Red wines are not typically known for having salty flavors. Still, certain vintages catch some of the saltiness from the surrounding oceans.
For instance, Australian labels are known to have five times the chloride (an element found in table salt) than in similar vintages worldwide. In most cases, the vines drink from the salty rivers of the Bidgee or the Murray.
While most European and American vines sip on mountain stream water and snowmelt runoff.
Why does wine sometimes taste Salty?
To answer this, a complicated question, or at least more than one would think, we must consider certain things. But, first, we must think about how wine and human taste buds respond.
Salinity increases the tongue’s sensitivity to the sweetness but decreases the perception of citrus or Acidity. Sweetness in a bottle of wine will reduce the taste buds’ ability to pick up salinity or Acidity. Acidity allows for a better sense of salty and sweetness when tasting wine.
Is salty wine good?
This question depends on the consumer of the wine. Salty red wines are not a familiar place, but white wines are known to have a higher concentration of salinity in their vintages. A famous region known for creating “salty” vintages is the northwest region of Spain.
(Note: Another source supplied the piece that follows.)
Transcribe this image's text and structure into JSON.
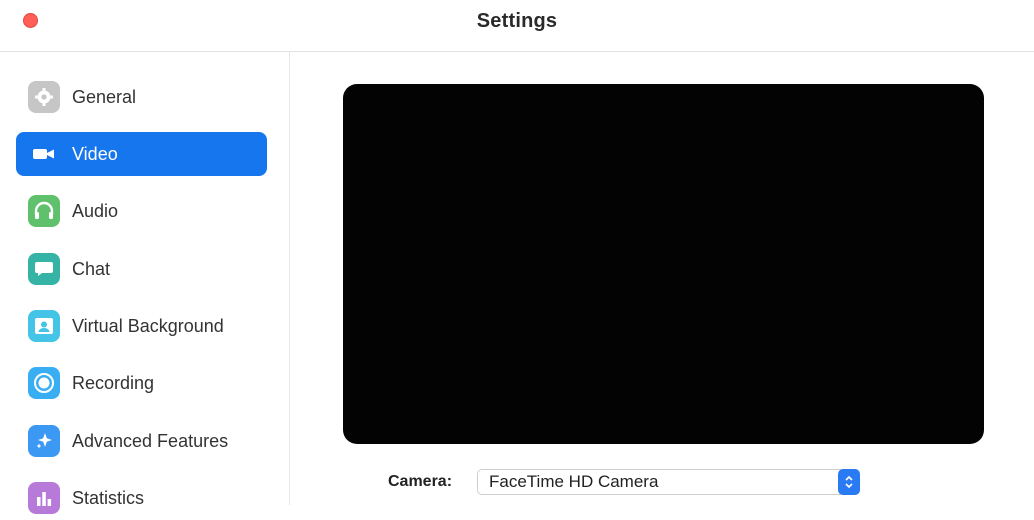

Here the Rías Baixas, the weather comes off the Atlantic currents where the rain provides the soil with chloride and other sea salts. As a result, wines from Val do Salnés have ‘exceptionally high levels of chloride, sodium, and potassium.
The indigenous yeast also forms on the top of aged sherry wines.
They call this Flor, which only occurs naturally within microclimates in the south of Spain. It helps the wine age by oxidizing, which lends to the “salty pop” of the coastal country.
How can you make wine less salty?
From the winemaker’s point of view, this means moving into cooler climates. The vineyard should consider moving up elevation to take advantage of the mountain’s naturally colder weather.
Find a geographical location away from the oceans and other parts of the world known to have naturally high salty mineral deposits.
Which is Saltier: Red or White wines?
Ordinarily, the answer is red wine. Red wines have deeper, richer, fuller-bodied vintages grown from blue to darker purple grapes. White wines are made with lighter grapes that produce crisp, more lightweight, sweeter vintages.
The region of the world becomes an x-factor in how the overall palate of the wine will come out. Areas closer to the seas, oceans, and naturally salted regions of the world will have vines that will soak up that minerally flavor.
Salty wines you might want to try?
Classic Assyrtiko, Santorini, Greece – the volcanic soil lends to the savory saline of this wine. The grape grows low to the ground because of the winds that wipe from the Mediterranean Sea.
La Clape AOC, Languedoc, France – the soil gets its sodium levels from moisture in the rain, typically forming off the Pyrenees mountains, from the Mediterranean Sea. The wine is said to have citrus fruit and floral bouquet within a nutty, sweet, and savory flavor palate.
Manzanilla, Sanlúcar de Barrameda, Spain – Waters from the Atlantic help the local winemakers produce a light, crisp wine with a pinch of saltiness. The native yeast, Flor, is deployed in the complex blending system, which helps prevent oxidation.
Final thoughts on Salty Red Wines
Saltiness is a relatively new taste concept when referring to the flavor of a wine. This savory salty flavor is caused naturally by local bodies of water and salt flats.